Myanmar rebels deny attack on Red Cross-protected refugees
YANGON, Myanmar (AP) -- Kokang ethnic rebels battling Myanmar forces in the country's north denied several government accusations Sunday, including that they attacked a Red Cross-flagged truck that was carrying refugees fleeing fighting in the area.
Kokang spokesman Htun Myat Lin said the report by state media of Saturday's attack was not true, and that his group did not even have forces in the area of the alleged ambush.
The state-run Myanma Ahlin newspaper reported that the rebels used heavy weapons to attack a truck carrying 15 refugees, wounding five people, including a TV cameraman from state-run Myanma Radio and Television and a Myanmar Red Cross volunteer.
The two sides traded similar accusations about an attack Tuesday on a seven-car Myanmar Red Cross convoy carrying 100 people that wounded a driver and another volunteer. The Kokang special region, which lies near the border with China, is difficult to access, and verifying claims by either side is difficult.
"This is the second time the government has spread this kind of propaganda," Htun Myat Lin said by phone.
He also denied accusations made to reporters Saturday by a senior Myanmar military official that other ethnic rebel groups were joining the Kokang in combat against the government.

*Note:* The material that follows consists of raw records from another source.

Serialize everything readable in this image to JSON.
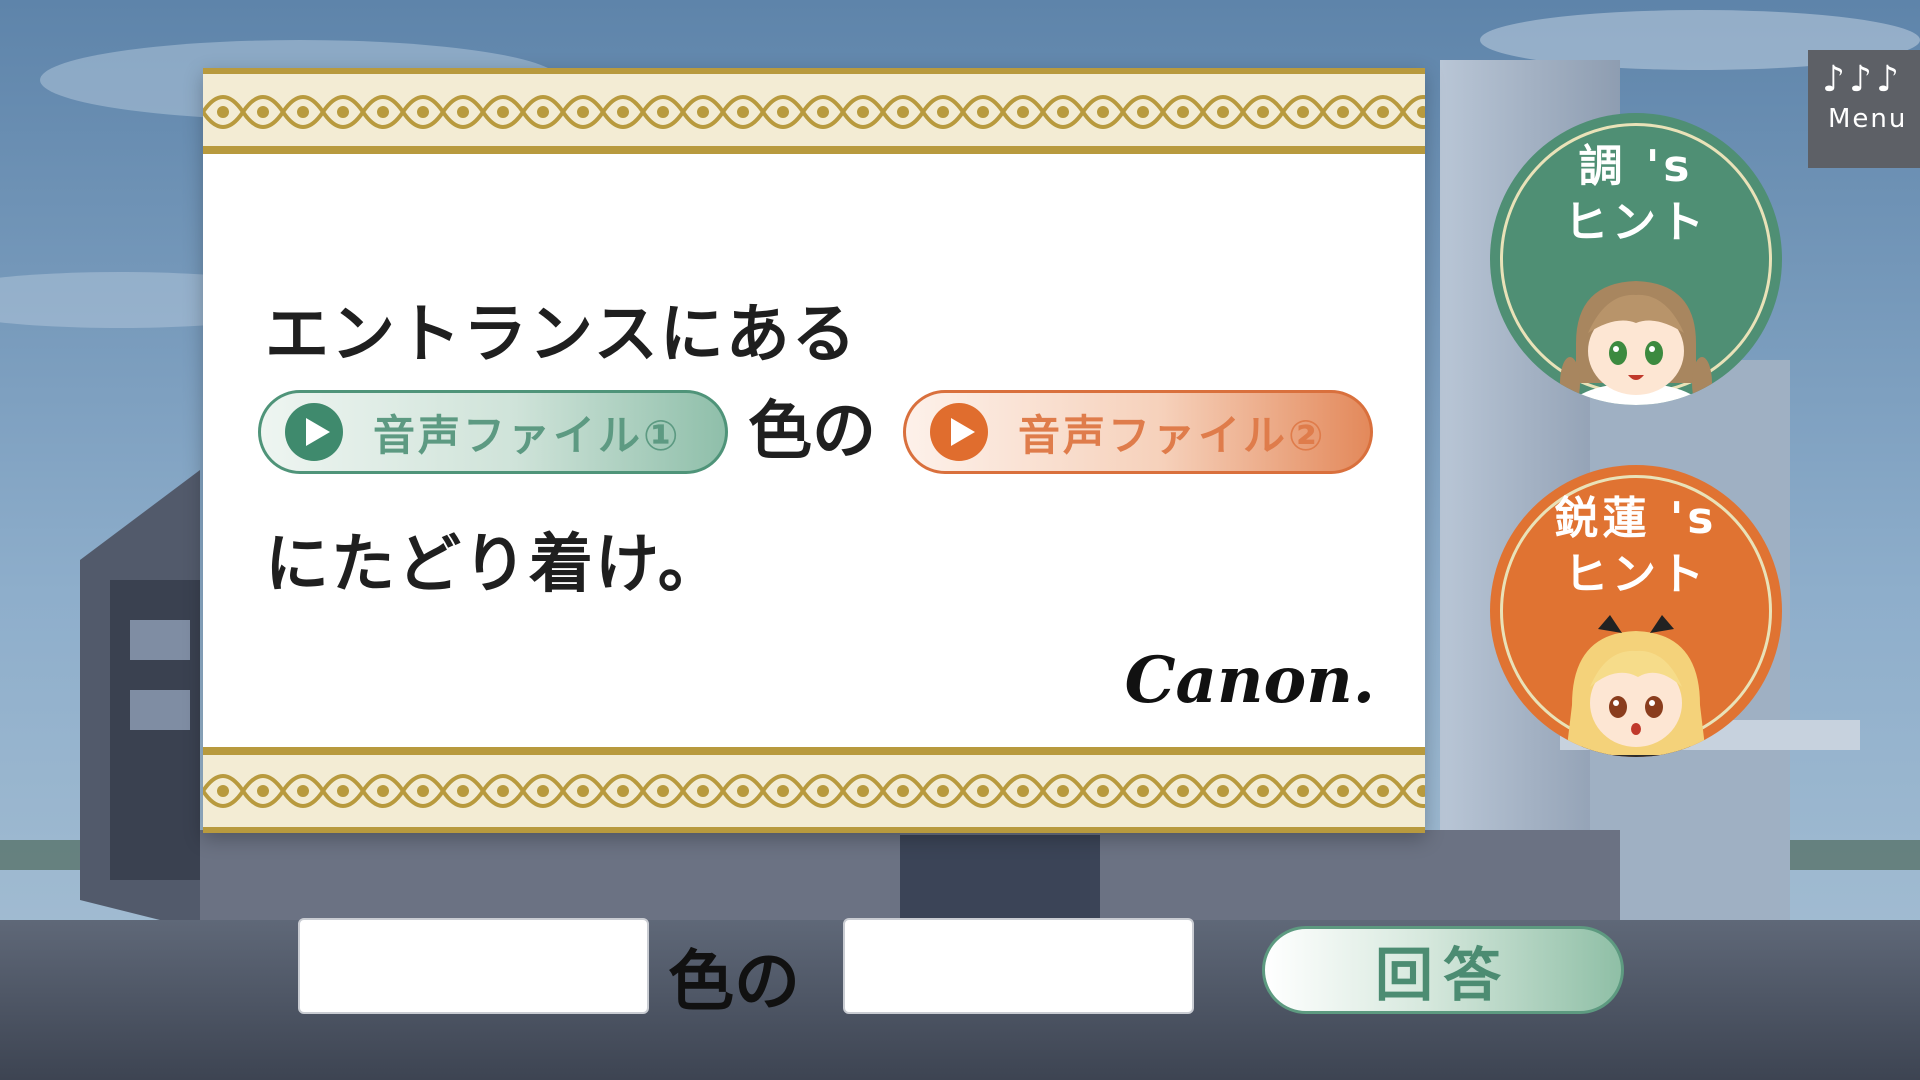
{
  "puzzle": {
    "line1": "エントランスにある",
    "audio1_label": "音声ファイル①",
    "middle": "色の",
    "audio2_label": "音声ファイル②",
    "line3": "にたどり着け。",
    "signature": "Canon."
  },
  "menu": {
    "notes": "♪♪♪",
    "label": "Menu"
  },
  "hints": [
    {
      "title_line1": "調 's",
      "title_line2": "ヒント",
      "color": "#4f8f74"
    },
    {
      "title_line1": "鋭蓮 's",
      "title_line2": "ヒント",
      "color": "#e07332"
    }
  ],
  "answer": {
    "first_value": "",
    "connector": "色の",
    "second_value": "",
    "submit_label": "回答"
  },
  "colors": {
    "green_accent": "#4f9479",
    "orange_accent": "#d9703d",
    "gold_border": "#b89a3e"
  }
}
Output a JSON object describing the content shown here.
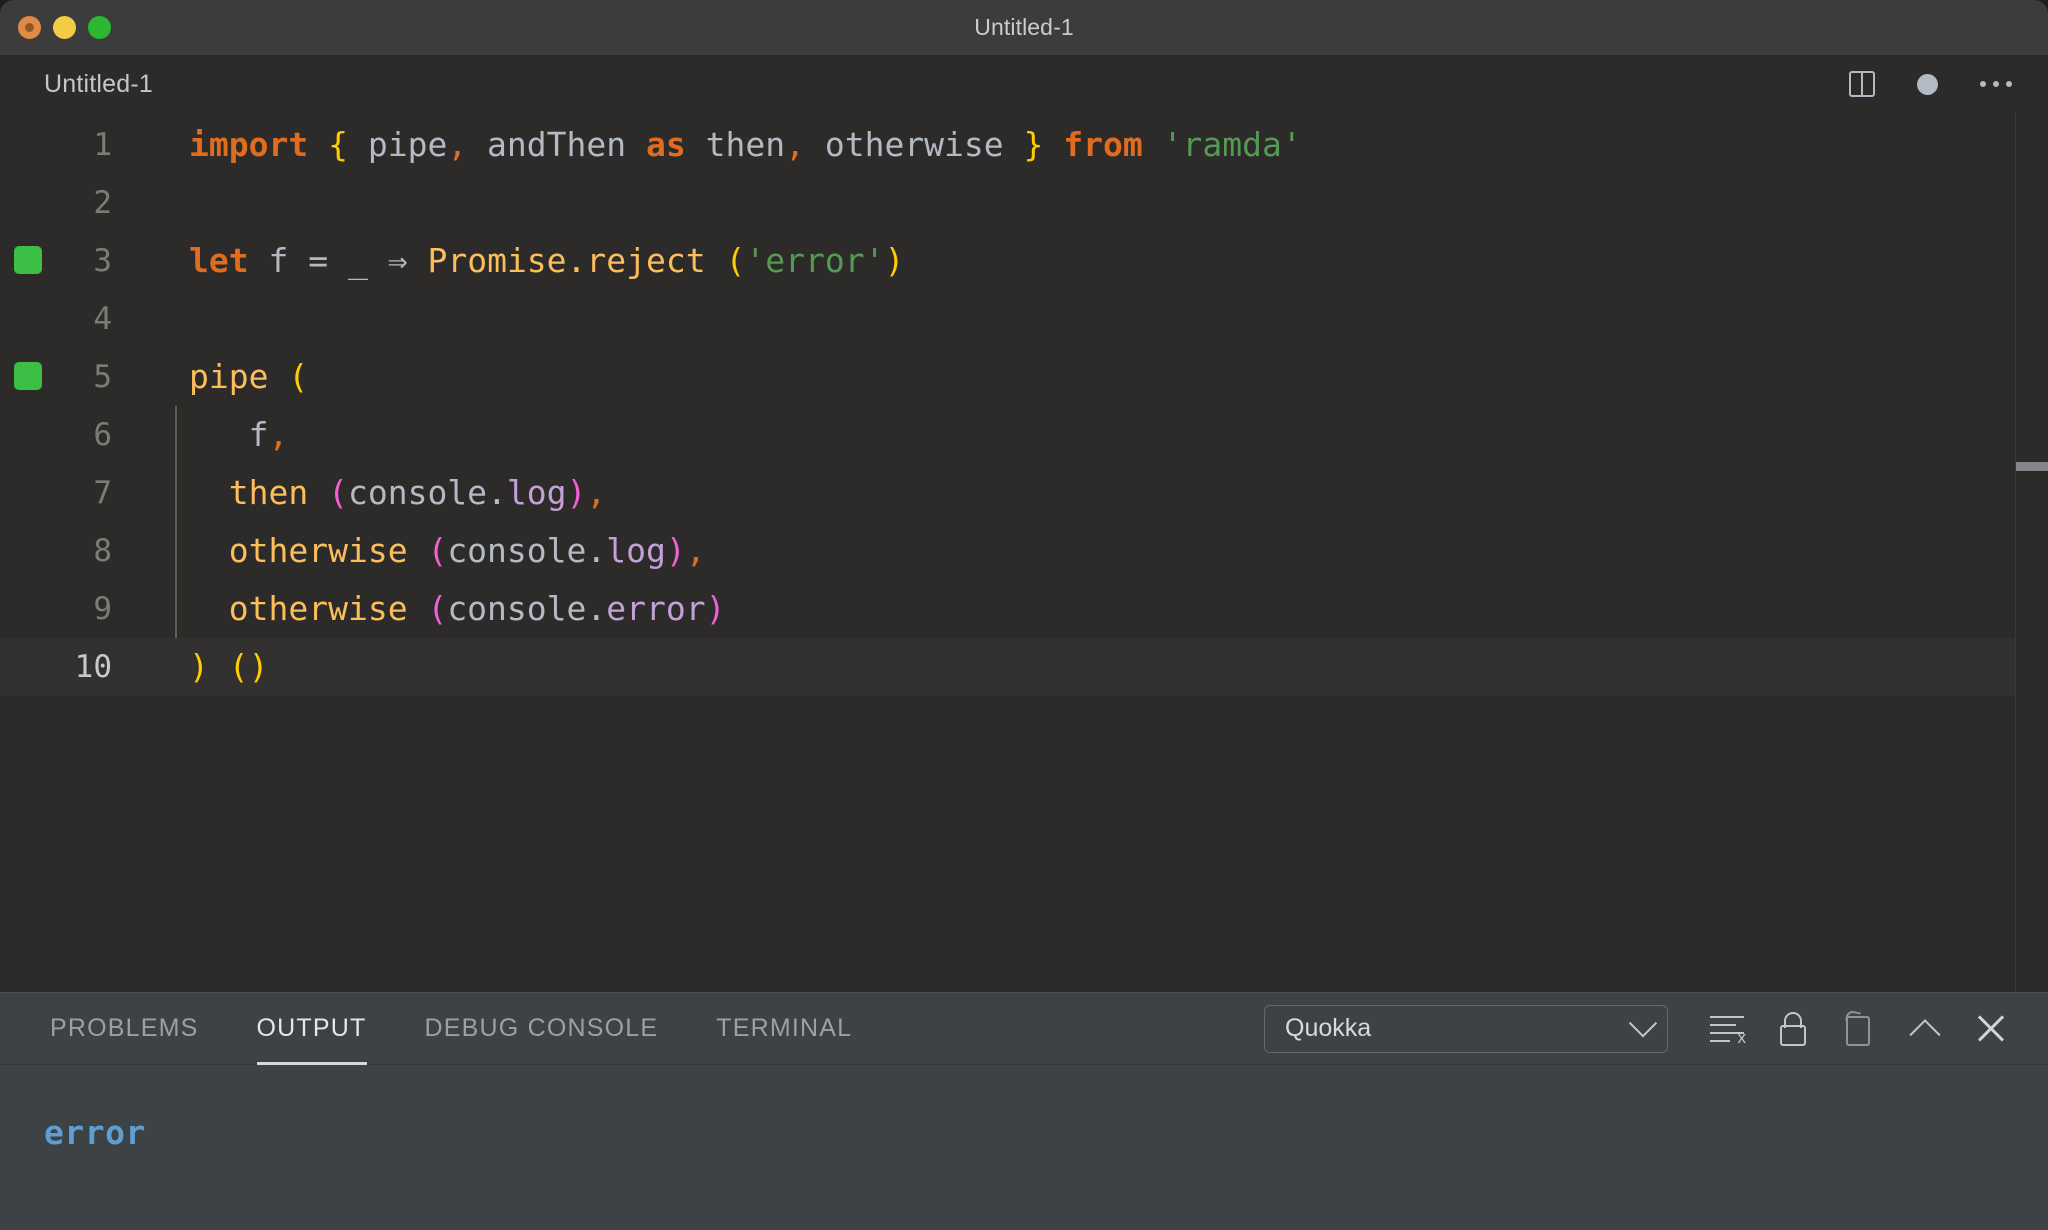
{
  "window": {
    "title": "Untitled-1",
    "traffic_lights": [
      "close-button",
      "minimize-button",
      "maximize-button"
    ]
  },
  "tabbar": {
    "tab_label": "Untitled-1",
    "actions": {
      "split_editor": "split-editor-icon",
      "unsaved_dot": "unsaved-dot-icon",
      "more_actions": "more-actions-icon"
    }
  },
  "editor": {
    "language": "javascript",
    "current_line": 10,
    "breakpoint_lines": [
      3,
      5
    ],
    "lines": [
      {
        "n": "1",
        "mark": false,
        "indent": false
      },
      {
        "n": "2",
        "mark": false,
        "indent": false
      },
      {
        "n": "3",
        "mark": true,
        "indent": false
      },
      {
        "n": "4",
        "mark": false,
        "indent": false
      },
      {
        "n": "5",
        "mark": true,
        "indent": false
      },
      {
        "n": "6",
        "mark": false,
        "indent": true
      },
      {
        "n": "7",
        "mark": false,
        "indent": true
      },
      {
        "n": "8",
        "mark": false,
        "indent": true
      },
      {
        "n": "9",
        "mark": false,
        "indent": true
      },
      {
        "n": "10",
        "mark": false,
        "indent": false
      }
    ],
    "code": {
      "l1": {
        "kw_import": "import",
        "br_open": "{",
        "pipe": " pipe",
        "comma1": ",",
        "andThen": " andThen ",
        "kw_as": "as",
        "then": " then",
        "comma2": ",",
        "otherwise": " otherwise ",
        "br_close": "}",
        "kw_from": " from ",
        "module": "'ramda'"
      },
      "l3": {
        "kw_let": "let",
        "name": " f ",
        "eq": "= ",
        "underscore": "_ ",
        "arrow": "⇒ ",
        "call": "Promise.reject ",
        "paren_open": "(",
        "str": "'error'",
        "paren_close": ")"
      },
      "l5": {
        "fn": "pipe ",
        "paren": "("
      },
      "l6": {
        "name": "f",
        "comma": ","
      },
      "l7": {
        "fn": "then ",
        "p_open": "(",
        "obj": "console.",
        "prop": "log",
        "p_close": ")",
        "comma": ","
      },
      "l8": {
        "fn": "otherwise ",
        "p_open": "(",
        "obj": "console.",
        "prop": "log",
        "p_close": ")",
        "comma": ","
      },
      "l9": {
        "fn": "otherwise ",
        "p_open": "(",
        "obj": "console.",
        "prop": "error",
        "p_close": ")"
      },
      "l10": {
        "close": ")",
        "call_open": " (",
        "call_close": ")"
      }
    }
  },
  "panel": {
    "tabs": [
      {
        "label": "PROBLEMS",
        "active": false
      },
      {
        "label": "OUTPUT",
        "active": true
      },
      {
        "label": "DEBUG CONSOLE",
        "active": false
      },
      {
        "label": "TERMINAL",
        "active": false
      }
    ],
    "channel_select": {
      "value": "Quokka",
      "options": [
        "Quokka"
      ]
    },
    "actions": {
      "clear_output": "clear-output-icon",
      "lock_scroll": "lock-icon",
      "open_in_editor": "open-in-editor-icon",
      "maximize_panel": "chevron-up-icon",
      "close_panel": "close-icon"
    },
    "output_text": "error"
  },
  "colors": {
    "editor_bg": "#2d2b2a",
    "panel_bg": "#3d4245",
    "titlebar_bg": "#3c3c3c",
    "keyword": "#e06c20",
    "function": "#fbbe5b",
    "string": "#559a52",
    "property": "#c3a0d8",
    "plain": "#b3bac4",
    "bracket_outer": "#ffcc00",
    "bracket_inner": "#f260d8",
    "breakpoint_green": "#3cbf45",
    "output_blue": "#5d9fd2"
  }
}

"They are not supporting us materially nor are they are joining the fight, though they are our close allies," Htun Myat Lin said.
He denied as well an assertion by the military official, Lt. Gen. Mya Tun Oo, that the Kokang rebels were paying former Chinese soldiers to join them and provide military training, saying that China does not support them and that they have no contact with China.
Htun Myat Lin said government forces pounded Kokang outposts Saturday using MIG-29 fighters and Mi-35 attack helicopters, resulting in the burning of several houses and villages.
More than 50 military troops and 70 Kokang rebels have been killed in fighting since Feb. 9, according to the government.
The president of the Myanmar Red Cross, Tha Hla Shwe, said he was "very much disturbed by this second attack on a Red Cross vehicle."
"It is unacceptable that Red Cross volunteers carrying out their humanitarian function are targeted. Even though I don't know who was responsible for the attack, I would like to strongly request all parties not to attack Red Cross personnel and civilians," he said.